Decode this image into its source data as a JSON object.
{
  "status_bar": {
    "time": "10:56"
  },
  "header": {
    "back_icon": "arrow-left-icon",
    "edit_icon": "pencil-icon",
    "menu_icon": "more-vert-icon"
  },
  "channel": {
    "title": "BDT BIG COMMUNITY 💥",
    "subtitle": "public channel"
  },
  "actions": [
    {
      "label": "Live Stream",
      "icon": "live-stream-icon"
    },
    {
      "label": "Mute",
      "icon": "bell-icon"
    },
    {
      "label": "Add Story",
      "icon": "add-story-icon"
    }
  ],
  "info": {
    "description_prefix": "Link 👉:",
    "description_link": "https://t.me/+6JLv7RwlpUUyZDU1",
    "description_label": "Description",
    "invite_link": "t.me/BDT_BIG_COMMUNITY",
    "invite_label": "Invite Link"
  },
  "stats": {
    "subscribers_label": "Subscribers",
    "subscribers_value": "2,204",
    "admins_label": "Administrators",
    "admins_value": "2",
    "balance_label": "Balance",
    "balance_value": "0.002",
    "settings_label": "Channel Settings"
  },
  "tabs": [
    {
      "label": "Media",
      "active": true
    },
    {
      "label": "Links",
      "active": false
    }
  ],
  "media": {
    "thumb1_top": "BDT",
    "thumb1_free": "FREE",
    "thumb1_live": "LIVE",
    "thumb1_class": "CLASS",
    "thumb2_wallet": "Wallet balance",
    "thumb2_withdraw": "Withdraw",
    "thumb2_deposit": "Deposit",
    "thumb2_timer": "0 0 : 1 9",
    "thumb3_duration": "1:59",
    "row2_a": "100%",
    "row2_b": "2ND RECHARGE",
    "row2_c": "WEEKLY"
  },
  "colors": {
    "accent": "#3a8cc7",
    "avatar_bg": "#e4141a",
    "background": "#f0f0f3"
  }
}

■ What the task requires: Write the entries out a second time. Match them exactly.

■ Exercise answer:
Decode this image into its source data as a JSON object.
{
  "status_bar": {
    "time": "10:56"
  },
  "header": {
    "back_icon": "arrow-left-icon",
    "edit_icon": "pencil-icon",
    "menu_icon": "more-vert-icon"
  },
  "channel": {
    "title": "BDT BIG COMMUNITY 💥",
    "subtitle": "public channel"
  },
  "actions": [
    {
      "label": "Live Stream",
      "icon": "live-stream-icon"
    },
    {
      "label": "Mute",
      "icon": "bell-icon"
    },
    {
      "label": "Add Story",
      "icon": "add-story-icon"
    }
  ],
  "info": {
    "description_prefix": "Link 👉:",
    "description_link": "https://t.me/+6JLv7RwlpUUyZDU1",
    "description_label": "Description",
    "invite_link": "t.me/BDT_BIG_COMMUNITY",
    "invite_label": "Invite Link"
  },
  "stats": {
    "subscribers_label": "Subscribers",
    "subscribers_value": "2,204",
    "admins_label": "Administrators",
    "admins_value": "2",
    "balance_label": "Balance",
    "balance_value": "0.002",
    "settings_label": "Channel Settings"
  },
  "tabs": [
    {
      "label": "Media",
      "active": true
    },
    {
      "label": "Links",
      "active": false
    }
  ],
  "media": {
    "thumb1_top": "BDT",
    "thumb1_free": "FREE",
    "thumb1_live": "LIVE",
    "thumb1_class": "CLASS",
    "thumb2_wallet": "Wallet balance",
    "thumb2_withdraw": "Withdraw",
    "thumb2_deposit": "Deposit",
    "thumb2_timer": "0 0 : 1 9",
    "thumb3_duration": "1:59",
    "row2_a": "100%",
    "row2_b": "2ND RECHARGE",
    "row2_c": "WEEKLY"
  },
  "colors": {
    "accent": "#3a8cc7",
    "avatar_bg": "#e4141a",
    "background": "#f0f0f3"
  }
}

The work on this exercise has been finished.